Exercise aim:
For the data below, work out the number of lines containing the string "site" and answer with that number only.

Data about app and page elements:
______________________________

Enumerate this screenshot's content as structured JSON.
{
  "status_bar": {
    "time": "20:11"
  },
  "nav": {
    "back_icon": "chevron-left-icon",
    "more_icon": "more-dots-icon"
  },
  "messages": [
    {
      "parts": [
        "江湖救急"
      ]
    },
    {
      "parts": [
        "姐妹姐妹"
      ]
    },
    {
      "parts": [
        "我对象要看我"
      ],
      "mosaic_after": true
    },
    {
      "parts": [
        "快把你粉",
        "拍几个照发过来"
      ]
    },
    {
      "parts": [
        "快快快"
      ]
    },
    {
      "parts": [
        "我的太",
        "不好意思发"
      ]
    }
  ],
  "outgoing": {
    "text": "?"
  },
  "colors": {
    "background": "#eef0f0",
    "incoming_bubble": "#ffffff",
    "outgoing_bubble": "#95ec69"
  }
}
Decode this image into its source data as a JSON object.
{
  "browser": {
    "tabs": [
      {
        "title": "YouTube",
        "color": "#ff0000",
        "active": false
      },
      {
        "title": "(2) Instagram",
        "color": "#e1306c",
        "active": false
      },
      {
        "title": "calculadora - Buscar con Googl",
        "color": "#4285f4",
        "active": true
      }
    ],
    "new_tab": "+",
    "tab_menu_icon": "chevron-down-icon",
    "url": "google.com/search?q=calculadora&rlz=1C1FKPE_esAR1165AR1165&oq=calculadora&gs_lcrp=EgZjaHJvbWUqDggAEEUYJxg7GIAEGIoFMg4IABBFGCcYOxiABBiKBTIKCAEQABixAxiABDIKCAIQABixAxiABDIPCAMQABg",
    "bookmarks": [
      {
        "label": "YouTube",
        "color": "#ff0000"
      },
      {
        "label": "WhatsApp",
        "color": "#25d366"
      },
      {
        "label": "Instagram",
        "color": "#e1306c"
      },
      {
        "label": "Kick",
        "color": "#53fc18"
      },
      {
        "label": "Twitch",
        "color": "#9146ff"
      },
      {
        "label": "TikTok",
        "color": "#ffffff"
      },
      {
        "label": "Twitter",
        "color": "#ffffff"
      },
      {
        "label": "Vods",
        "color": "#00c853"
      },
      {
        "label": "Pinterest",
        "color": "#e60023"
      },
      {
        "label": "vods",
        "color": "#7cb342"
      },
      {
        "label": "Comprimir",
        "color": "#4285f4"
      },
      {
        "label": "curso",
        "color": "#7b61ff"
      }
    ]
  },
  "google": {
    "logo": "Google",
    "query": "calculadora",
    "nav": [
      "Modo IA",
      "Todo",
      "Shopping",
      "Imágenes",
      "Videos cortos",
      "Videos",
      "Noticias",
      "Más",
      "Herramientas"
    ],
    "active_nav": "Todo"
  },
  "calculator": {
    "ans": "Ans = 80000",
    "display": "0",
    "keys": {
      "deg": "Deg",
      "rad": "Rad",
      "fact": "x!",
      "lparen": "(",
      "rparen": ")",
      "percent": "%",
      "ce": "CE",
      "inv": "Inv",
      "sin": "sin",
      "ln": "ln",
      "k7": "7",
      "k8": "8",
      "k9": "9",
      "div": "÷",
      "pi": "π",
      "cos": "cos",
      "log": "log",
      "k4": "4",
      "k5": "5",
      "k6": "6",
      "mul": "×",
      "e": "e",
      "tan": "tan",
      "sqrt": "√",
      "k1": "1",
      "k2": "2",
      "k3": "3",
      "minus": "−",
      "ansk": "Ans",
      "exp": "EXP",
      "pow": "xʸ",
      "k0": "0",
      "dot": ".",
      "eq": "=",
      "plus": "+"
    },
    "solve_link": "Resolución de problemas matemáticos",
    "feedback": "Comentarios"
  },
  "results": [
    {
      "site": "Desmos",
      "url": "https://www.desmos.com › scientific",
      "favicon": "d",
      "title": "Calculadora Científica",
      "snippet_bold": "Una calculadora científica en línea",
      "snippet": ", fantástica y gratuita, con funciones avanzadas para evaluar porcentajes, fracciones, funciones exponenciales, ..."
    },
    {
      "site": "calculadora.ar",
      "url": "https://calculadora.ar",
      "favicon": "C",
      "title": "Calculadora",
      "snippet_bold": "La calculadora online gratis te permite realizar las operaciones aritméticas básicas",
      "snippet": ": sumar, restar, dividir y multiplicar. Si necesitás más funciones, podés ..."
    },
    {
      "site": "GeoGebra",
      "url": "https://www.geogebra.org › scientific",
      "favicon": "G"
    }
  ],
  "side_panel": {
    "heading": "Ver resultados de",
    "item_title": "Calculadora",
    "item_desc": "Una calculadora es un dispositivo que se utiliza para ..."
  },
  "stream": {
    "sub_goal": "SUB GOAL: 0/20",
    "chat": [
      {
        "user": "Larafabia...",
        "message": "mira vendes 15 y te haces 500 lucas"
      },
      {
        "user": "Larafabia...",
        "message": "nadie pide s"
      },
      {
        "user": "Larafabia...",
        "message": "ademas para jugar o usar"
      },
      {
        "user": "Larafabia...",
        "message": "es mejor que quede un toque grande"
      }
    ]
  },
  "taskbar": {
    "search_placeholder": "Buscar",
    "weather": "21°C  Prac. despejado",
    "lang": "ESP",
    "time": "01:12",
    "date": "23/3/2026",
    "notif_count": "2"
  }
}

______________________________

Exercise answer:
3